Work required:
Across these entries, count the lines holding the string "true"; the number is the whole answer.

[Entries from a dataset of interfaces]
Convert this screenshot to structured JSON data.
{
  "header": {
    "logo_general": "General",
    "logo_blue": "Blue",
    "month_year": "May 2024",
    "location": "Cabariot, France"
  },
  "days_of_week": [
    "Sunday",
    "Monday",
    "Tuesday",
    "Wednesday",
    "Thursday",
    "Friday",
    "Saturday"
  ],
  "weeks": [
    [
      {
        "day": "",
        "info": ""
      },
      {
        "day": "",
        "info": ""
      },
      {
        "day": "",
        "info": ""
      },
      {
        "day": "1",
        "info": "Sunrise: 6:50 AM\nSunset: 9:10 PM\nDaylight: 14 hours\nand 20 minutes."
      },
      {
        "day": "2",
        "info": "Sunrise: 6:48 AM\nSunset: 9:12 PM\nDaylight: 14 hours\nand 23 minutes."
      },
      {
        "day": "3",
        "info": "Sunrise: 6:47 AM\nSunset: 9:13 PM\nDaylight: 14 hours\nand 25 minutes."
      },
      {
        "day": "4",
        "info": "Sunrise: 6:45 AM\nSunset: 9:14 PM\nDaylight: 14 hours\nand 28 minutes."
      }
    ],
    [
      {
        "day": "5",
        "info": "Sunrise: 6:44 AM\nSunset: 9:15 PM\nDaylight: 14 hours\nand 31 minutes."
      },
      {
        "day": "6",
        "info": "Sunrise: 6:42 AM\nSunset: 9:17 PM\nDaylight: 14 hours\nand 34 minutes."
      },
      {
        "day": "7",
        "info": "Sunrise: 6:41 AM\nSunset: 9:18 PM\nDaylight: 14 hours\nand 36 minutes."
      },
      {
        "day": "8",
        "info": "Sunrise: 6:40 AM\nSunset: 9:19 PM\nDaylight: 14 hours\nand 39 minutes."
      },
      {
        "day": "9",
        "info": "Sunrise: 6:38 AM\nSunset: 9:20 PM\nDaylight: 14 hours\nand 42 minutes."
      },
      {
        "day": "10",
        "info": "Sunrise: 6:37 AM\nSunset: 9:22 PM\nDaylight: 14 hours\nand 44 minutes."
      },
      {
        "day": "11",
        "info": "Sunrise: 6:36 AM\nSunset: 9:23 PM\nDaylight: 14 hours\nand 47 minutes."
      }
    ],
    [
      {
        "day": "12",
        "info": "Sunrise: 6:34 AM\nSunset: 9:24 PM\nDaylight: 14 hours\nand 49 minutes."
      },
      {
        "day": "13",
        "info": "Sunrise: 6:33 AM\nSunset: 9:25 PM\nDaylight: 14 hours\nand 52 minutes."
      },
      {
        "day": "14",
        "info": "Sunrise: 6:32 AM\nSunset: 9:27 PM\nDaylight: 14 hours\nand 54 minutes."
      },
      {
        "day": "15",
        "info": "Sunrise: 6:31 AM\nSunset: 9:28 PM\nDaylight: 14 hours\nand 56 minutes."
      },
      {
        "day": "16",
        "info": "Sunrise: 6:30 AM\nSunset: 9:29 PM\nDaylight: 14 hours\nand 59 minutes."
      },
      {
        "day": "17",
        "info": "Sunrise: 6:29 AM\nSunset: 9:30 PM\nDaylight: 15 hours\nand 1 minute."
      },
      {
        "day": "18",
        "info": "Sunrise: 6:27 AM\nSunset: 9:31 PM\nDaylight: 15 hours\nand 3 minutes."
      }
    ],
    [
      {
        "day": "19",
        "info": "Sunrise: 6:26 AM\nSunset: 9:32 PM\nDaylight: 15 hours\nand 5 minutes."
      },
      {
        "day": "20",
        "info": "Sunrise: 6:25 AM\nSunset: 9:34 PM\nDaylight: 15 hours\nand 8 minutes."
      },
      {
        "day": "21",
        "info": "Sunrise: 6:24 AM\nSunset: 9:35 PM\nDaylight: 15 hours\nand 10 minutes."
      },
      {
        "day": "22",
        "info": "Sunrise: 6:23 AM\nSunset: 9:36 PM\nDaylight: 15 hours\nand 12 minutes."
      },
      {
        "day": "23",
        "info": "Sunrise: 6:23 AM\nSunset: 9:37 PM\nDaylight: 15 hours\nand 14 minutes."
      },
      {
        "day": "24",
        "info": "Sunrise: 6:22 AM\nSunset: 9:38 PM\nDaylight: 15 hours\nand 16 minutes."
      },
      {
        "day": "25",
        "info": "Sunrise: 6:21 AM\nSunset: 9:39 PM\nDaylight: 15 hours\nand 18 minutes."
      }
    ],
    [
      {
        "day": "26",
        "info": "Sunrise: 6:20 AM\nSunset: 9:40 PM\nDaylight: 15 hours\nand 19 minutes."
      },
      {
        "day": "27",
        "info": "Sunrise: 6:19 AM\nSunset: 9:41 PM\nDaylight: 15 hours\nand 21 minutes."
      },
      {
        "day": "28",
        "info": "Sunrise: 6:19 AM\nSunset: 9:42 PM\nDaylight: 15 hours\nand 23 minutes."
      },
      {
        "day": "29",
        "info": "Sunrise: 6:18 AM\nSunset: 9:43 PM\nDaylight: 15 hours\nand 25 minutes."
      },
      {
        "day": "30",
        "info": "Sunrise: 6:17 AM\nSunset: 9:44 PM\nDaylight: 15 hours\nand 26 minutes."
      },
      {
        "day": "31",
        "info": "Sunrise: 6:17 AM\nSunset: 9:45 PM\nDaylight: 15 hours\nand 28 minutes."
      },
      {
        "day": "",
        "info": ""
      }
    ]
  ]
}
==
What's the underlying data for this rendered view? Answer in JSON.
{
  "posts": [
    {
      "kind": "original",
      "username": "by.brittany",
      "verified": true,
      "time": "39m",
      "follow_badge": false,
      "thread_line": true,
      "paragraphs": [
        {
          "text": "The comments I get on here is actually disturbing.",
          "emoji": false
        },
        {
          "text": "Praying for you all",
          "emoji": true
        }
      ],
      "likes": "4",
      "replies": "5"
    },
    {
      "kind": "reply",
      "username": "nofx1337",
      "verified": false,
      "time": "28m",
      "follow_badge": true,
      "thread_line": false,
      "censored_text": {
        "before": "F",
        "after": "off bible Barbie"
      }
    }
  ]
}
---
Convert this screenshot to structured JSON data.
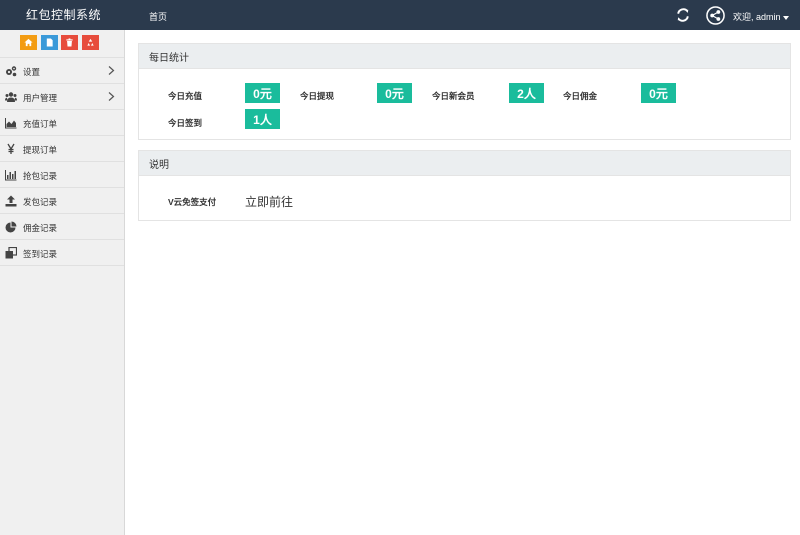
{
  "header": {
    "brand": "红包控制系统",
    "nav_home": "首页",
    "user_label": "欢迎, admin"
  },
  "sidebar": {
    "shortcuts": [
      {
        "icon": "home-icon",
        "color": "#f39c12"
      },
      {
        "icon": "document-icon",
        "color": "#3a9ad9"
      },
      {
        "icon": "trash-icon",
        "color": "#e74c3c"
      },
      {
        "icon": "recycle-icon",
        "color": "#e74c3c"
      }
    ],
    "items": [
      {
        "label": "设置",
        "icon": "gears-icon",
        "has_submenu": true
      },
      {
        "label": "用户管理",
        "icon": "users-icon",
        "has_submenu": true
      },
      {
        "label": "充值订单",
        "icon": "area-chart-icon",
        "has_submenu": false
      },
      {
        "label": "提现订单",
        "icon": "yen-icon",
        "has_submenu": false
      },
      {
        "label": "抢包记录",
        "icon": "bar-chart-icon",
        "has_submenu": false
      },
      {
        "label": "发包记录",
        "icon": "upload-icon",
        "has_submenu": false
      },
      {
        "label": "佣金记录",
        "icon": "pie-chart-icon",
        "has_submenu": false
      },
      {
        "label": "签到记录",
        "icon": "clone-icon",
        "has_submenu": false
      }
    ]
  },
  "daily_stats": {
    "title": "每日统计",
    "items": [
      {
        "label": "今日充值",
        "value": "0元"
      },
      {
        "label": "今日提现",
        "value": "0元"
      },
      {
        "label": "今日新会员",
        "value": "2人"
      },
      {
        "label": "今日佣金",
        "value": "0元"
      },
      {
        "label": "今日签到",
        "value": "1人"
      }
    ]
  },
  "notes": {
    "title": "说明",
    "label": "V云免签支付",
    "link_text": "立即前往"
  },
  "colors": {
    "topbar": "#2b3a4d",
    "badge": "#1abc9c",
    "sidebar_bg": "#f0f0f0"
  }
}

Answer to this problem:
6